(Interface dataset entries)
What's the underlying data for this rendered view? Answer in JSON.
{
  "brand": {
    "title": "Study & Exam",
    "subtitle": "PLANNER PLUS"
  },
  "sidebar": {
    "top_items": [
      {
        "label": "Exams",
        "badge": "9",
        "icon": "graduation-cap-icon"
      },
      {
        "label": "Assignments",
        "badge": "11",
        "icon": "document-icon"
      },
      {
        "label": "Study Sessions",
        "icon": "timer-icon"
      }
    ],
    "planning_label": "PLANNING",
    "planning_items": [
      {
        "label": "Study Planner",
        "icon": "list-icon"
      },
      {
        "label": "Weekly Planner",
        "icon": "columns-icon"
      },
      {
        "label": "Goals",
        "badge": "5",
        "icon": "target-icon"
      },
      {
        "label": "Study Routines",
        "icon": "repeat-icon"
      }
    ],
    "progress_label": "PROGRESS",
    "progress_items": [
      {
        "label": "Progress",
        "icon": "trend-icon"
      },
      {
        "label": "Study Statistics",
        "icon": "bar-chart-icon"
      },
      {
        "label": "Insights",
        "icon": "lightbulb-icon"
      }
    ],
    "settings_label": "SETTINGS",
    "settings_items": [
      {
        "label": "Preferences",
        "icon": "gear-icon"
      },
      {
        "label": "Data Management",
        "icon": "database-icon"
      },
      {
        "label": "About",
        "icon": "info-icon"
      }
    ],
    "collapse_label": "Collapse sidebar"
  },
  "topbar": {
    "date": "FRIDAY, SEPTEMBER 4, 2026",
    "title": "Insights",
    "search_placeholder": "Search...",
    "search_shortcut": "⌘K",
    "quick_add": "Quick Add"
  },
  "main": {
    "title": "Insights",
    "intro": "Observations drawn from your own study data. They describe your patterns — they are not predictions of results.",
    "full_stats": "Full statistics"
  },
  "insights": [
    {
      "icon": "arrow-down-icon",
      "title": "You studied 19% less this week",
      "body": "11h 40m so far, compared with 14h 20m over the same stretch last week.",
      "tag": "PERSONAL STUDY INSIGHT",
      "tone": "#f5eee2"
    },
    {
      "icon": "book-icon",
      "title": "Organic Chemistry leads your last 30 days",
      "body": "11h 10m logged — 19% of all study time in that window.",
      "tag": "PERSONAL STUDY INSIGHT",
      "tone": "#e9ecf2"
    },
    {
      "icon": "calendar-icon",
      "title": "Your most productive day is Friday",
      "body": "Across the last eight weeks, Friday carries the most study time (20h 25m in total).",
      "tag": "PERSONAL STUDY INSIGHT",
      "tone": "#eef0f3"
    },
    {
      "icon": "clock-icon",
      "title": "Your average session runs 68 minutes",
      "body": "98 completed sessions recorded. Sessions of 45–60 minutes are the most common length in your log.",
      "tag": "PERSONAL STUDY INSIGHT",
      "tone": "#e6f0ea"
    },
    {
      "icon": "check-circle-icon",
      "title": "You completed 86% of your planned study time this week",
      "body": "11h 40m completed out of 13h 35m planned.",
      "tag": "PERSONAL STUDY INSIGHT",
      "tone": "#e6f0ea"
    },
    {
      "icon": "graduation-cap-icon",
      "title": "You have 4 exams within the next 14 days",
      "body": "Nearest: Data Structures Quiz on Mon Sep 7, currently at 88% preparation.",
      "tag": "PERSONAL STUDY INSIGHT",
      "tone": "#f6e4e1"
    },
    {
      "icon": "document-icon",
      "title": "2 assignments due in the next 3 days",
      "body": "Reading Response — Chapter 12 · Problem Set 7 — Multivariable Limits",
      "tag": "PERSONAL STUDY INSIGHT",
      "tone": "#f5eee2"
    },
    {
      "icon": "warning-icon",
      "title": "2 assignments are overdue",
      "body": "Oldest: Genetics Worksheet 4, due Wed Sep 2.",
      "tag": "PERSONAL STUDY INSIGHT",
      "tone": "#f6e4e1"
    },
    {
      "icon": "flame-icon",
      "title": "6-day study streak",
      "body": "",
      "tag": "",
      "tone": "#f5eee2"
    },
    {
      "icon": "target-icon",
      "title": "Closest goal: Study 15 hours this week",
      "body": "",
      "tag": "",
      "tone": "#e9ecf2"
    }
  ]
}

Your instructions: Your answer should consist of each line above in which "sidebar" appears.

Expected answer:
  "sidebar": {
    "collapse_label": "Collapse sidebar"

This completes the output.